All of us at some point have wanted something we didn’t have. We may have spent days, weeks, months or years preparing for it, visualizing how we would behave when that particular thing manifested in our lives. We may have told our family and friends what it would be like when that thing arrived. We may have prayed, cried or begged for the thing, or we may have waited patiently for it to arrive. Regardless, we felt we wouldn’t be satisfied until we received our heart’s desire.
At the appointed time, “the thing” arrived. We had difficulty containing our excitement, and initially, we treated “the thing” with the utmost respect. We spent time with “the thing,” and we gave it our unmitigated attention. The honeymoon with “the thing” was wonderful. We may have grandstanded it every chance we got, or if we didn’t expose it for others to see, we lavished it with constant care.
As time passed, we spent less time with “the thing.” We had gotten accustomed to it being with us, and it no longer was as exciting as it used to be. Instead of seeing it as a blessing as we once did, it became familiar to us, sometimes even burdening us. Instead of being happy to be in its presence, we loathed the time it drained from us. At times, we felt it was in the way. Our perspective about “the thing” changed. We expected it to be there, but we no longer appreciated it as we once did.
Think about this for a moment. Can you relate to taking your “good thing” for granted? Can you remember once cherishing that spouse, car, house, job, pet, etc., now you don’t see it in the same light? Can you honestly admit that you don’t treat your “good thing” with the same respect that you initially did?

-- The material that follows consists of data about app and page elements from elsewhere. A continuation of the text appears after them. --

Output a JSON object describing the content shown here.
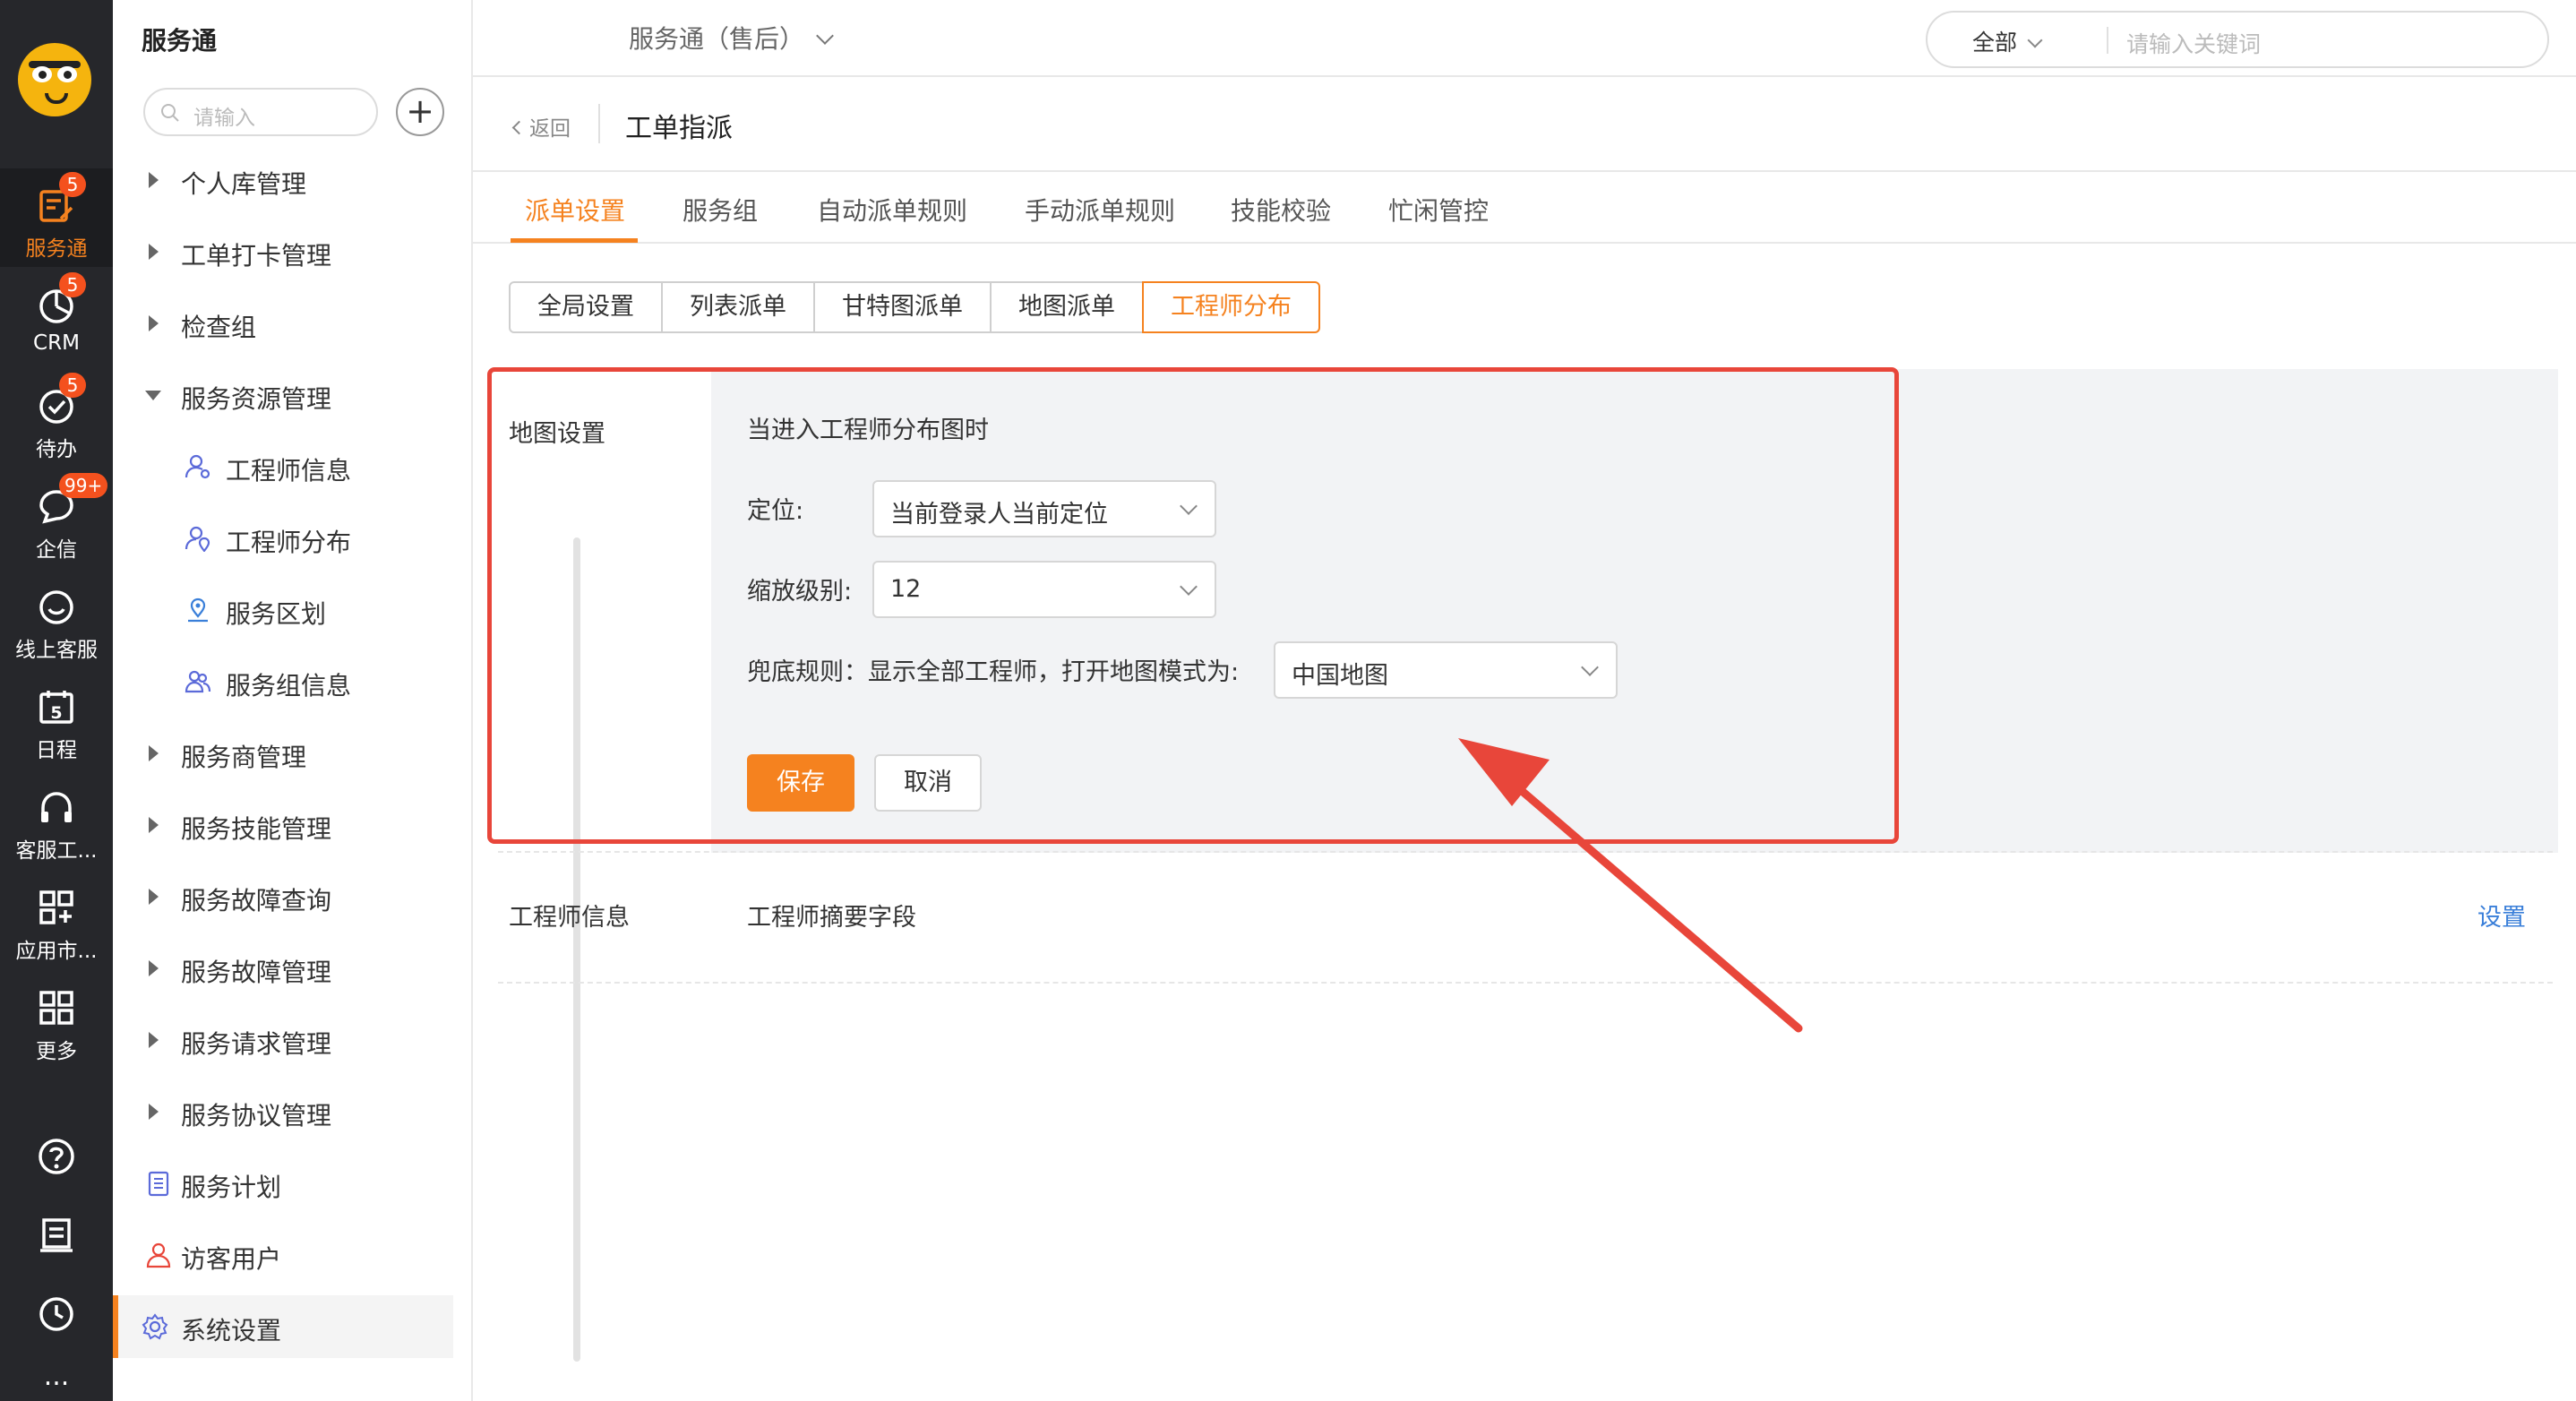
{
  "rail": {
    "items": [
      {
        "label": "服务通",
        "badge": "5",
        "icon": "service-icon"
      },
      {
        "label": "CRM",
        "badge": "5",
        "icon": "crm-pie-icon"
      },
      {
        "label": "待办",
        "badge": "5",
        "icon": "todo-check-icon"
      },
      {
        "label": "企信",
        "badge": "99+",
        "icon": "chat-bubble-icon"
      },
      {
        "label": "线上客服",
        "badge": "",
        "icon": "smile-chat-icon"
      },
      {
        "label": "日程",
        "badge": "",
        "icon": "calendar-icon"
      },
      {
        "label": "客服工...",
        "badge": "",
        "icon": "headset-icon"
      },
      {
        "label": "应用市...",
        "badge": "",
        "icon": "app-market-icon"
      },
      {
        "label": "更多",
        "badge": "",
        "icon": "grid-more-icon"
      }
    ],
    "calendar_day": "5",
    "more_dots": "..."
  },
  "nav": {
    "title": "服务通",
    "search_placeholder": "请输入",
    "add_label": "+",
    "items": [
      {
        "label": "个人库管理"
      },
      {
        "label": "工单打卡管理"
      },
      {
        "label": "检查组"
      },
      {
        "label": "服务资源管理"
      },
      {
        "label": "工程师信息"
      },
      {
        "label": "工程师分布"
      },
      {
        "label": "服务区划"
      },
      {
        "label": "服务组信息"
      },
      {
        "label": "服务商管理"
      },
      {
        "label": "服务技能管理"
      },
      {
        "label": "服务故障查询"
      },
      {
        "label": "服务故障管理"
      },
      {
        "label": "服务请求管理"
      },
      {
        "label": "服务协议管理"
      },
      {
        "label": "服务计划"
      },
      {
        "label": "访客用户"
      },
      {
        "label": "系统设置"
      }
    ]
  },
  "topbar": {
    "service_select": "服务通（售后）",
    "search_scope": "全部",
    "search_placeholder": "请输入关键词"
  },
  "page": {
    "back_label": "返回",
    "title": "工单指派",
    "tabs": [
      "派单设置",
      "服务组",
      "自动派单规则",
      "手动派单规则",
      "技能校验",
      "忙闲管控"
    ],
    "segments": [
      "全局设置",
      "列表派单",
      "甘特图派单",
      "地图派单",
      "工程师分布"
    ]
  },
  "map_settings": {
    "section_label": "地图设置",
    "heading": "当进入工程师分布图时",
    "location_label": "定位:",
    "location_value": "当前登录人当前定位",
    "zoom_label": "缩放级别:",
    "zoom_value": "12",
    "fallback_label": "兜底规则：显示全部工程师，打开地图模式为:",
    "fallback_value": "中国地图",
    "save_label": "保存",
    "cancel_label": "取消"
  },
  "engineer_info": {
    "section_label": "工程师信息",
    "field_label": "工程师摘要字段",
    "setting_link": "设置"
  },
  "colors": {
    "accent": "#f5821f",
    "annotation": "#e8463a",
    "link": "#3a7fd9",
    "rail_bg": "#26272b"
  }
}
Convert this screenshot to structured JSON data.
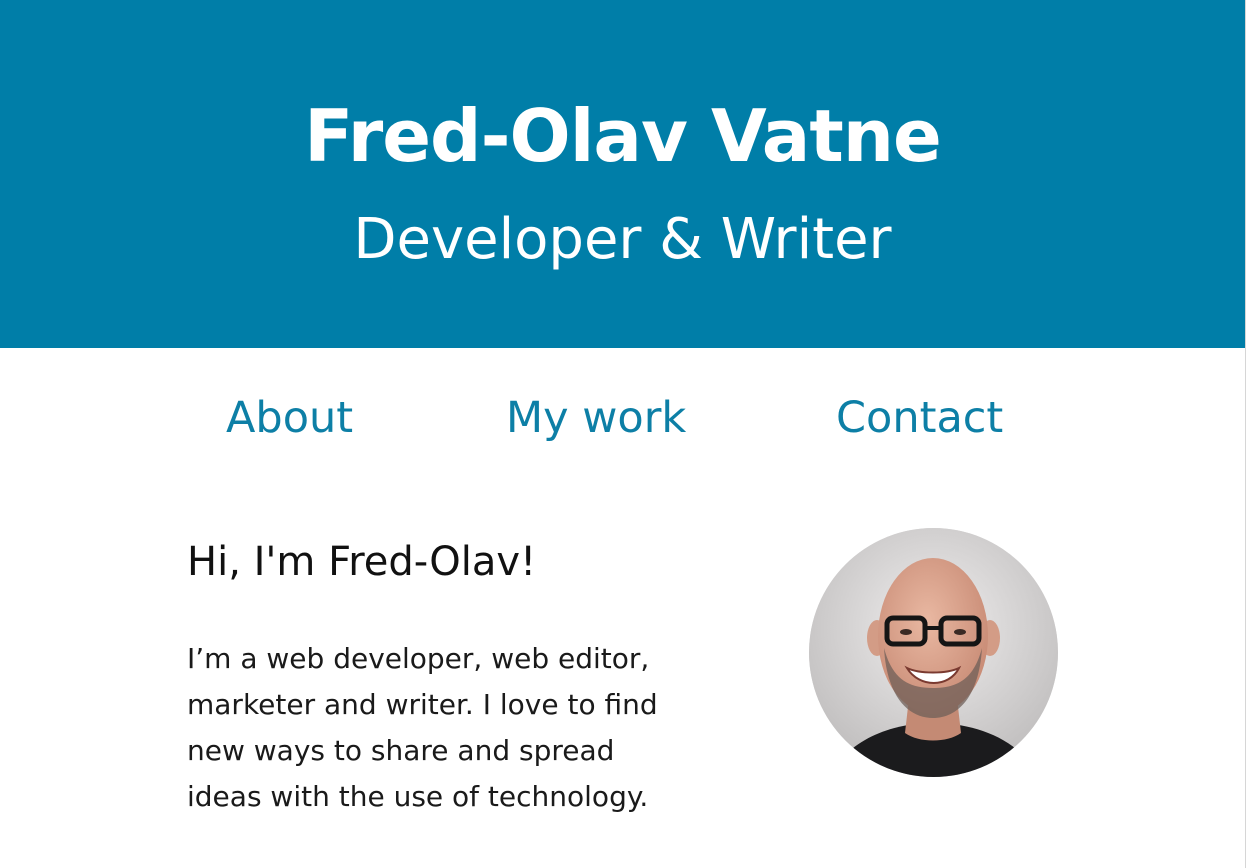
{
  "header": {
    "name": "Fred-Olav Vatne",
    "tagline": "Developer & Writer"
  },
  "nav": {
    "items": [
      {
        "label": "About"
      },
      {
        "label": "My work"
      },
      {
        "label": "Contact"
      }
    ]
  },
  "intro": {
    "heading": "Hi, I'm Fred-Olav!",
    "bio_lines": [
      "I’m a web developer, web editor,",
      "marketer and writer. I love to find",
      "new ways to share and spread",
      "ideas with the use of technology."
    ]
  },
  "colors": {
    "brand": "#007ea8",
    "link": "#0d7fa6",
    "text": "#111111",
    "background": "#ffffff"
  },
  "icons": {
    "avatar": "profile-photo"
  }
}
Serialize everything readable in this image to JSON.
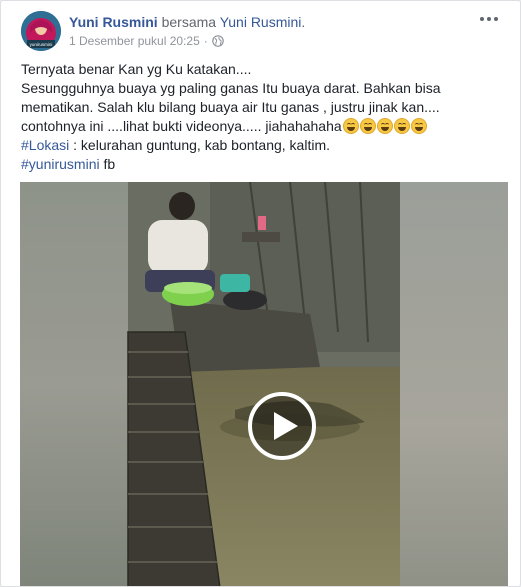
{
  "post": {
    "author": "Yuni Rusmini",
    "with_text": "bersama",
    "tagged": "Yuni Rusmini",
    "tagged_suffix": ".",
    "timestamp": "1 Desember pukul 20:25",
    "separator": "·",
    "privacy_icon": "globe-icon",
    "more_icon": "ellipsis-icon",
    "avatar_text": "yunirusmini",
    "text": {
      "line1": "Ternyata benar Kan yg Ku katakan....",
      "line2": "Sesungguhnya buaya yg paling ganas Itu buaya darat. Bahkan bisa",
      "line3": "mematikan. Salah klu bilang buaya air Itu ganas , justru jinak kan....",
      "line4": "contohnya ini ....lihat bukti videonya..... jiahahahaha",
      "line4_emoji_count": 5,
      "location_tag": "#Lokasi",
      "location_text": " : kelurahan guntung, kab bontang, kaltim.",
      "hashtag": "#yunirusmini",
      "hashtag_suffix": " fb"
    },
    "video": {
      "play_icon": "play-icon"
    }
  },
  "colors": {
    "link": "#365899",
    "text": "#1d2129",
    "meta": "#90949c",
    "border": "#dddfe2"
  }
}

If this is the case, back up and reevaluate what your “good thing” means to you. If it is still valuable, don’t take it for granted. Rekindle the affection you once had for it. Start treating it as you once did, even though it has been with you for a while. If it’s good, start treating it good now. Tomorrow may be too late.